▶ _TASK ITEM_
Copy out each line of the listing that has the word "heading" in it.

----------

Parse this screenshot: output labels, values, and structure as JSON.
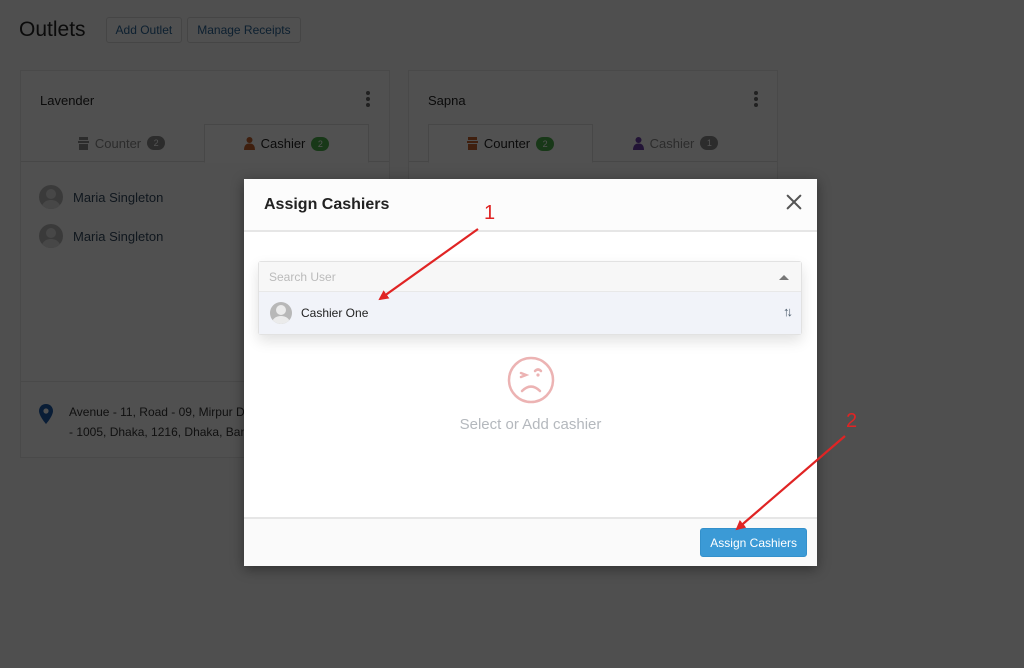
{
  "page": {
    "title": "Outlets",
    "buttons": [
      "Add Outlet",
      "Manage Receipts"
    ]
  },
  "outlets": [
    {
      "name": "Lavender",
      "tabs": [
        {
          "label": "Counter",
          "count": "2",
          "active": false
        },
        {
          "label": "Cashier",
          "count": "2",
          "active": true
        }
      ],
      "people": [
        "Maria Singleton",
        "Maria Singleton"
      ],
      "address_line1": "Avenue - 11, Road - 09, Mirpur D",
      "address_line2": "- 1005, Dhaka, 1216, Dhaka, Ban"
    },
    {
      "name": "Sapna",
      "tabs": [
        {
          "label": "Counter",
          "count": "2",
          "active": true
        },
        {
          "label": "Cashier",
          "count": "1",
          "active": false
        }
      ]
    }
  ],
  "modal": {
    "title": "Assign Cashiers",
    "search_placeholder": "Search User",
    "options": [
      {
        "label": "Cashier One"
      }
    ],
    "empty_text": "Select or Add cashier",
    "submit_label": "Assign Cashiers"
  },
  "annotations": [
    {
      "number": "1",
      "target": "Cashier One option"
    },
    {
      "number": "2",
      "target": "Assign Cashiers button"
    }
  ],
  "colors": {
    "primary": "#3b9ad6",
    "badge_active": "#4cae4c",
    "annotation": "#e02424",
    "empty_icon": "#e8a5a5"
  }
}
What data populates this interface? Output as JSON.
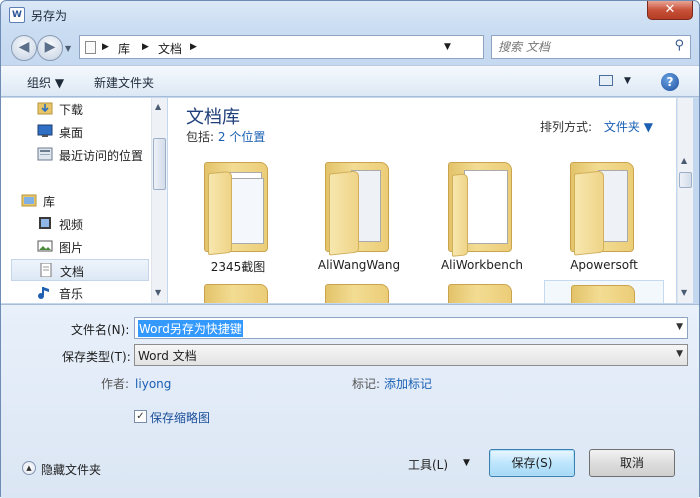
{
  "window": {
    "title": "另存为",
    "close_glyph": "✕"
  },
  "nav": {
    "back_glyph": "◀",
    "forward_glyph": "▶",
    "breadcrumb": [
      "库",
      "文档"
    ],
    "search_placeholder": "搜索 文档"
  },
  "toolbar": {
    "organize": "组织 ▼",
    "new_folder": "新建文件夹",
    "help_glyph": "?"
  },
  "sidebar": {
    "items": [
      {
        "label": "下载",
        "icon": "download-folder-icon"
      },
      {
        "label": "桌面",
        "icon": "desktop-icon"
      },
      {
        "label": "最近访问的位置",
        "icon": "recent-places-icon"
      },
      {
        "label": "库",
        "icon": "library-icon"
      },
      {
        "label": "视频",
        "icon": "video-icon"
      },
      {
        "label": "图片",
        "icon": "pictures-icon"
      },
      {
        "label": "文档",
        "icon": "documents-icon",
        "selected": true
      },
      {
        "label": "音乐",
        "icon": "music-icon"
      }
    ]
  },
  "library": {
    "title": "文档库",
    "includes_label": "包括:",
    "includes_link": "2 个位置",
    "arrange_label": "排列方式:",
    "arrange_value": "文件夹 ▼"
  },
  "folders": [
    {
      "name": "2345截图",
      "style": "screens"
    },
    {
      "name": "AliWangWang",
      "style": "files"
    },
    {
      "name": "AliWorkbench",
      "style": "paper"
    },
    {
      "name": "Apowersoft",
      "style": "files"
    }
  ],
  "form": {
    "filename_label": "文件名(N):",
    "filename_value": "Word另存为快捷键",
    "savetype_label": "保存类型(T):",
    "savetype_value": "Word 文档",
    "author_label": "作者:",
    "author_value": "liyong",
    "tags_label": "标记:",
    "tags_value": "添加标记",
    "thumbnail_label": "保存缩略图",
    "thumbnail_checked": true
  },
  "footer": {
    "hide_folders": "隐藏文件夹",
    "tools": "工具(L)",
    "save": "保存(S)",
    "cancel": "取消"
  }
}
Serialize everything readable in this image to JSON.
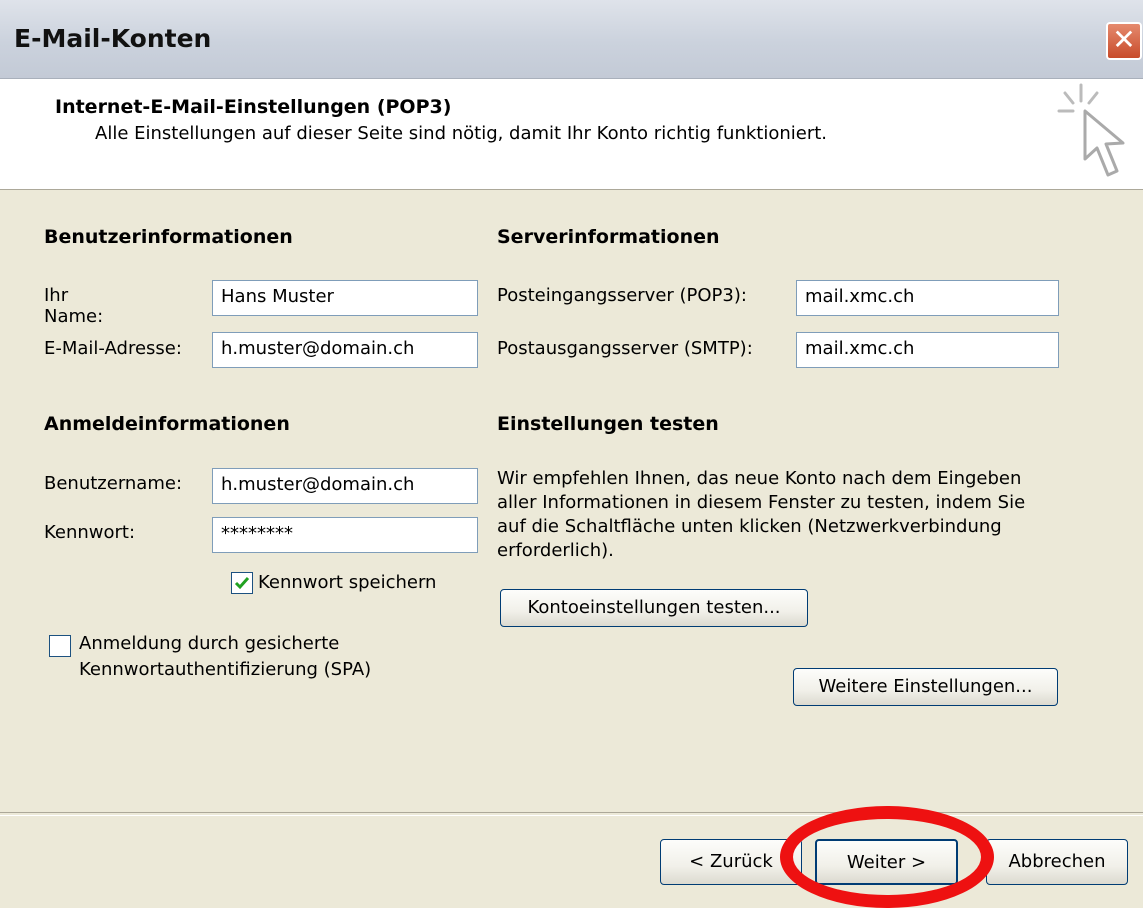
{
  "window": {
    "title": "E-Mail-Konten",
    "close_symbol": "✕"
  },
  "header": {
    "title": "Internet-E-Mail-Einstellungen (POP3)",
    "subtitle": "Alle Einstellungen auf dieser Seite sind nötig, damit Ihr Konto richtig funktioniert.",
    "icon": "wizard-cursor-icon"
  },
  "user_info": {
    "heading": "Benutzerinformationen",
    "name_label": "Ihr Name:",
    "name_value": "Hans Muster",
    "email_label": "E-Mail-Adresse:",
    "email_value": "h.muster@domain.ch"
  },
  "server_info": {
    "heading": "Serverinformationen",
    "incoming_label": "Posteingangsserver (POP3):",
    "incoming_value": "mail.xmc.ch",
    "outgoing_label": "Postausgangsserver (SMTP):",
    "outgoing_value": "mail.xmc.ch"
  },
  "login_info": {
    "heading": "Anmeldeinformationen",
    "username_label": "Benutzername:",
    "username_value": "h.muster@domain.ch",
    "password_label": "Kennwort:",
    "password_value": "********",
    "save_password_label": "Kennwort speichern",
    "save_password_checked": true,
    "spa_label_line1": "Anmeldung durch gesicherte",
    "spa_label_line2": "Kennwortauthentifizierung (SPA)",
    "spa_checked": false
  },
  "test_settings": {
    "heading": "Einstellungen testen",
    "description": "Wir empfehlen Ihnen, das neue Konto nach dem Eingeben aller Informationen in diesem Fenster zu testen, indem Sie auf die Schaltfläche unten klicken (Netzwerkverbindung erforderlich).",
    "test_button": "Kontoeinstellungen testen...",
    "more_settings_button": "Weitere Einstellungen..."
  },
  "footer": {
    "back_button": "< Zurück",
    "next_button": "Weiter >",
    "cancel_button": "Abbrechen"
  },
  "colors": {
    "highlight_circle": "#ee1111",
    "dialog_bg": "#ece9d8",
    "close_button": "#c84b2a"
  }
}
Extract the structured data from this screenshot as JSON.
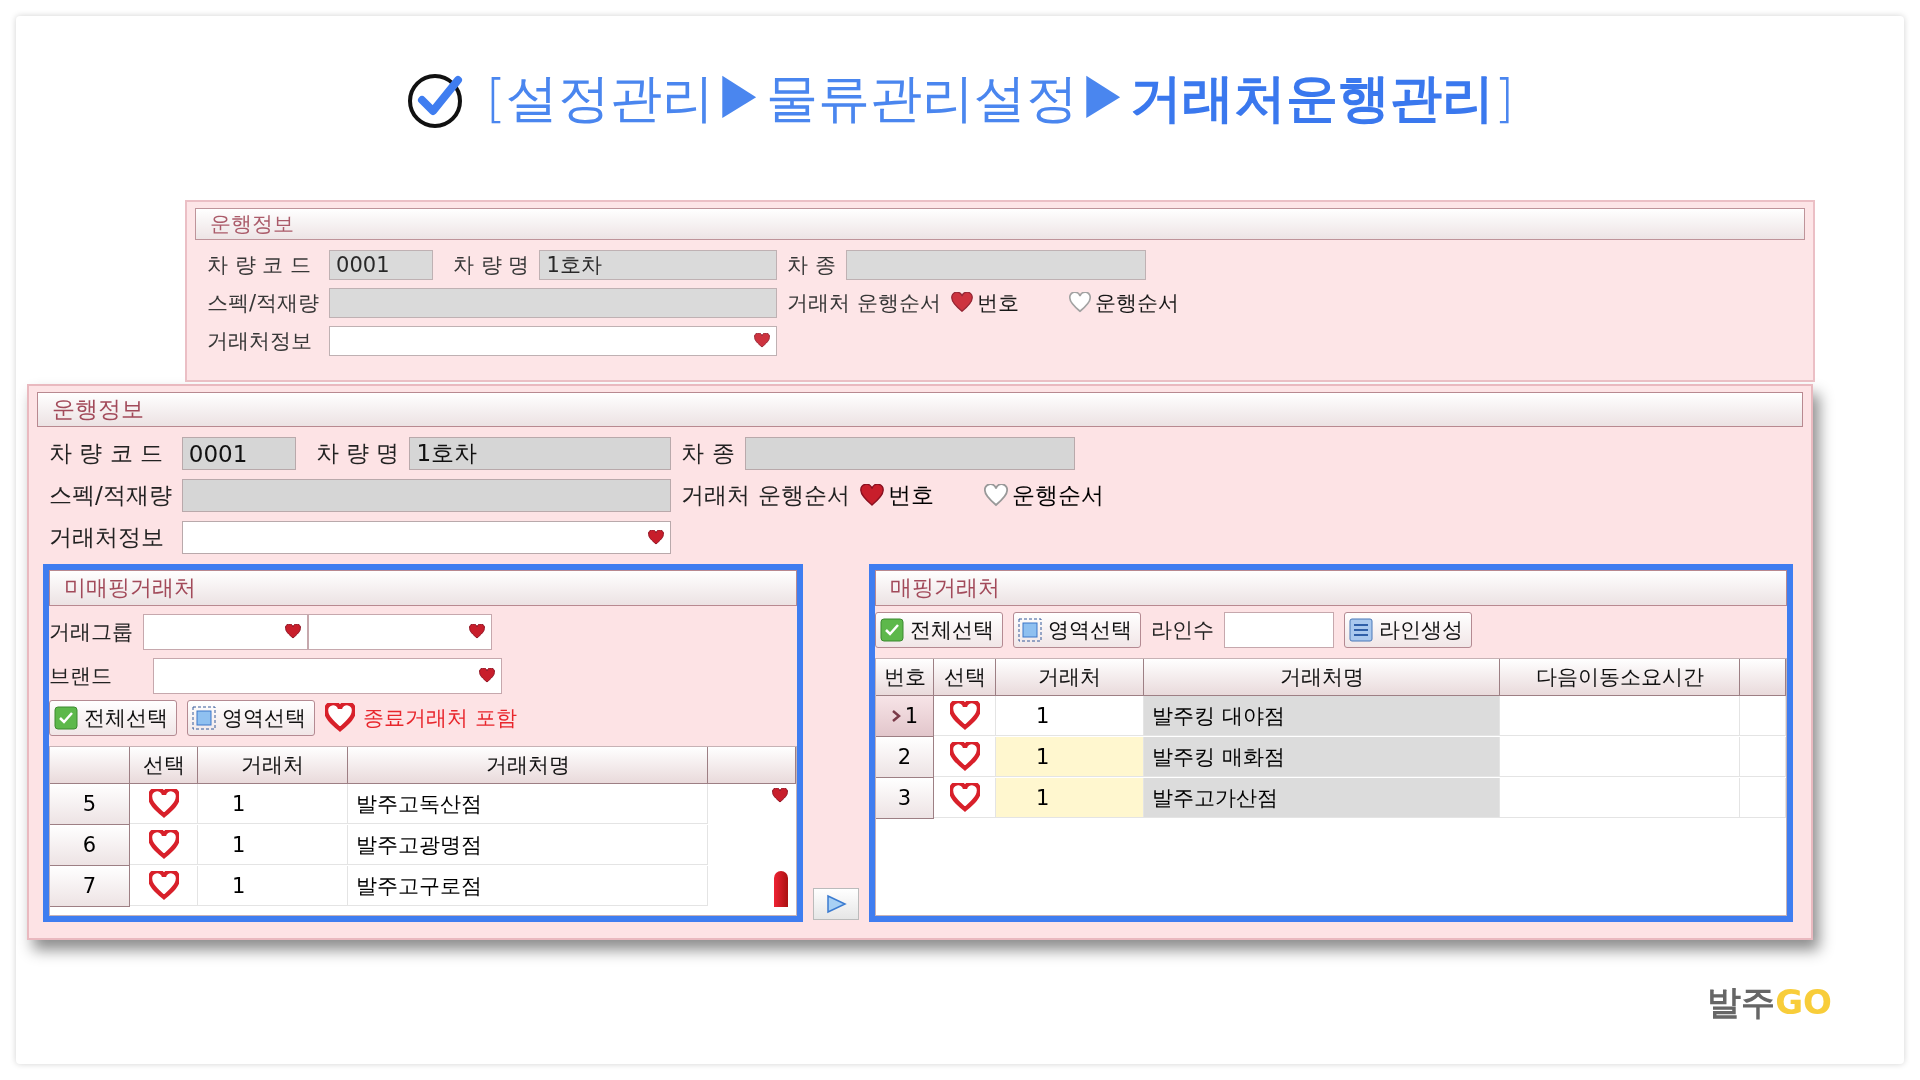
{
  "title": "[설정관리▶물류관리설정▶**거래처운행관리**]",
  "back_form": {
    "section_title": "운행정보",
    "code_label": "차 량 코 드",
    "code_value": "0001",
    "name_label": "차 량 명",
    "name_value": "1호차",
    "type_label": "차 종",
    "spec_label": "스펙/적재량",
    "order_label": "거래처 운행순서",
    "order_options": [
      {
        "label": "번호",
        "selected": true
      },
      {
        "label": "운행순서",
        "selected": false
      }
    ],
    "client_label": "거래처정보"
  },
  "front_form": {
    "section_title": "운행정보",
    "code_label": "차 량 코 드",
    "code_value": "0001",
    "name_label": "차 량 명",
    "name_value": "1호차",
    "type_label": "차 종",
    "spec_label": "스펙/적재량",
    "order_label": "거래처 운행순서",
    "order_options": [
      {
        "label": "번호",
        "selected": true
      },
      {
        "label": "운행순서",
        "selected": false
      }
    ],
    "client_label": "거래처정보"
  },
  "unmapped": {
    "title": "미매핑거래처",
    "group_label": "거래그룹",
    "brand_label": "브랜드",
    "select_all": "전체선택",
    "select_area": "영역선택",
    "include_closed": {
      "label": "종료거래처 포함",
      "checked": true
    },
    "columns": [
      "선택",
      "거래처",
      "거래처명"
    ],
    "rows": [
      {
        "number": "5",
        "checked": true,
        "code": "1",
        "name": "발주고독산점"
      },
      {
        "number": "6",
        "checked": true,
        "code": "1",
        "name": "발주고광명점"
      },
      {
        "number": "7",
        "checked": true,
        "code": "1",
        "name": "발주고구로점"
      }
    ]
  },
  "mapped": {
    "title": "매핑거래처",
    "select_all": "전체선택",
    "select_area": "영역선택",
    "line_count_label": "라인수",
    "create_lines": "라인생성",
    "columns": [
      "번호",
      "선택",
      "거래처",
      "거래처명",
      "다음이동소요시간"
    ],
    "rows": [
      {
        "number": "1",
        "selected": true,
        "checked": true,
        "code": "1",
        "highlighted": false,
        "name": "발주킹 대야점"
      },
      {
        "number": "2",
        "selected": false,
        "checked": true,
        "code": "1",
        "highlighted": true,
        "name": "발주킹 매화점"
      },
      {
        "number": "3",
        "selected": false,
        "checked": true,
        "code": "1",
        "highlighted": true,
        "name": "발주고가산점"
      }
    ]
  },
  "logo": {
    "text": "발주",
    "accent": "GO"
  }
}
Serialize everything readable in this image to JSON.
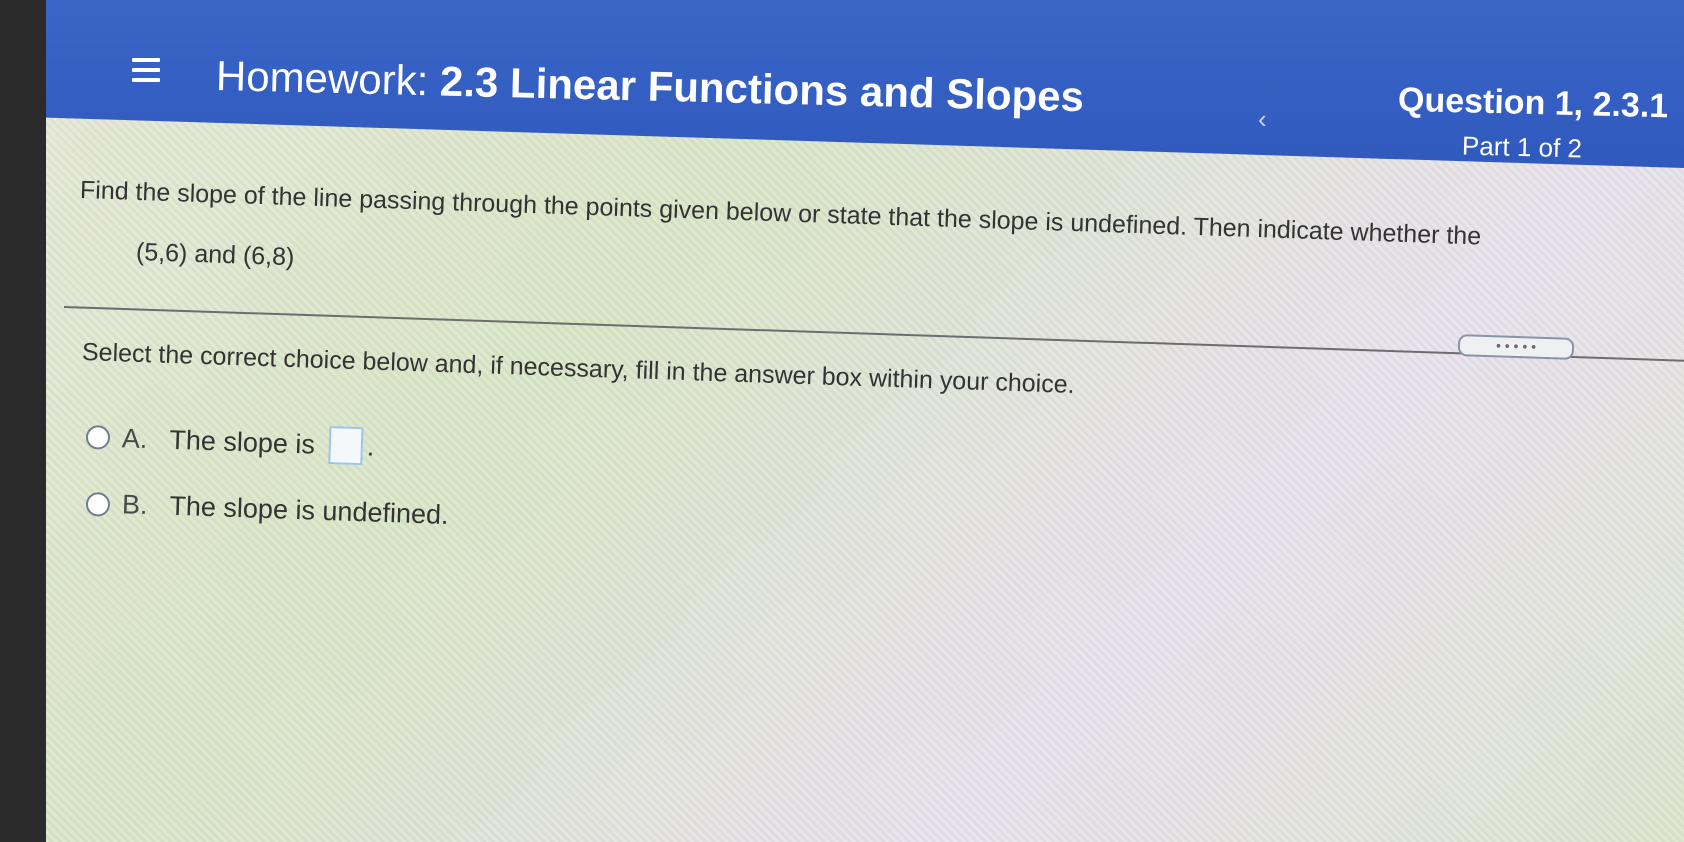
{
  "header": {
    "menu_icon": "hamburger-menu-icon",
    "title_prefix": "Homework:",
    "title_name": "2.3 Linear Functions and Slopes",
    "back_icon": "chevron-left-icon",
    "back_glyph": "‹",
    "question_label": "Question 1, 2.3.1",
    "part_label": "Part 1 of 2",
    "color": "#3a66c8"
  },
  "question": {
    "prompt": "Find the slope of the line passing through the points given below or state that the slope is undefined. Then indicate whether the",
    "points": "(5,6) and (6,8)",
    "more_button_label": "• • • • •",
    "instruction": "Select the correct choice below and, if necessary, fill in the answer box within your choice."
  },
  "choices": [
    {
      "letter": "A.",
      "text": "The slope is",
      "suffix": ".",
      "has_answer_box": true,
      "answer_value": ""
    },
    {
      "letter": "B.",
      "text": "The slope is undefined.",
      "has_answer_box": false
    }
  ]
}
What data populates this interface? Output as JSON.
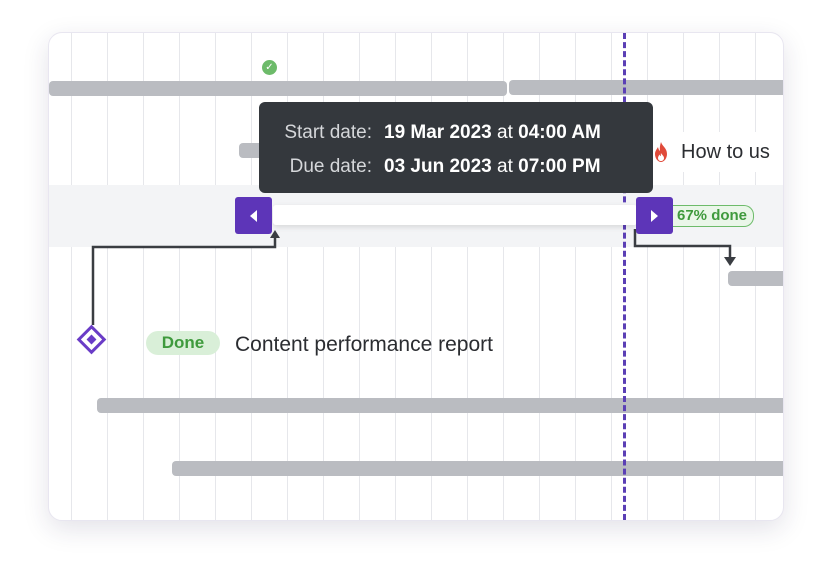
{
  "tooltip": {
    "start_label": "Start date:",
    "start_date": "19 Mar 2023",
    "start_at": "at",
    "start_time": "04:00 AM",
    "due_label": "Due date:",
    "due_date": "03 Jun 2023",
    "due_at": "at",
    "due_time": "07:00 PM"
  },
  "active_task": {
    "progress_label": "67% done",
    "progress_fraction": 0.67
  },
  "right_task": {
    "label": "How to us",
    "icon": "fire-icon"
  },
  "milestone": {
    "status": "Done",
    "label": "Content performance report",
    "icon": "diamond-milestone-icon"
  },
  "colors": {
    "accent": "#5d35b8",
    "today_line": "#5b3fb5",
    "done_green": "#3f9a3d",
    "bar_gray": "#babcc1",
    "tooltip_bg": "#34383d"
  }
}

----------

▶ _ANSWER TO THIS PROBLEM_
    "heading": "Benutzerinformationen",
    "heading": "Serverinformationen",
    "heading": "Anmeldeinformationen",
    "heading": "Einstellungen testen",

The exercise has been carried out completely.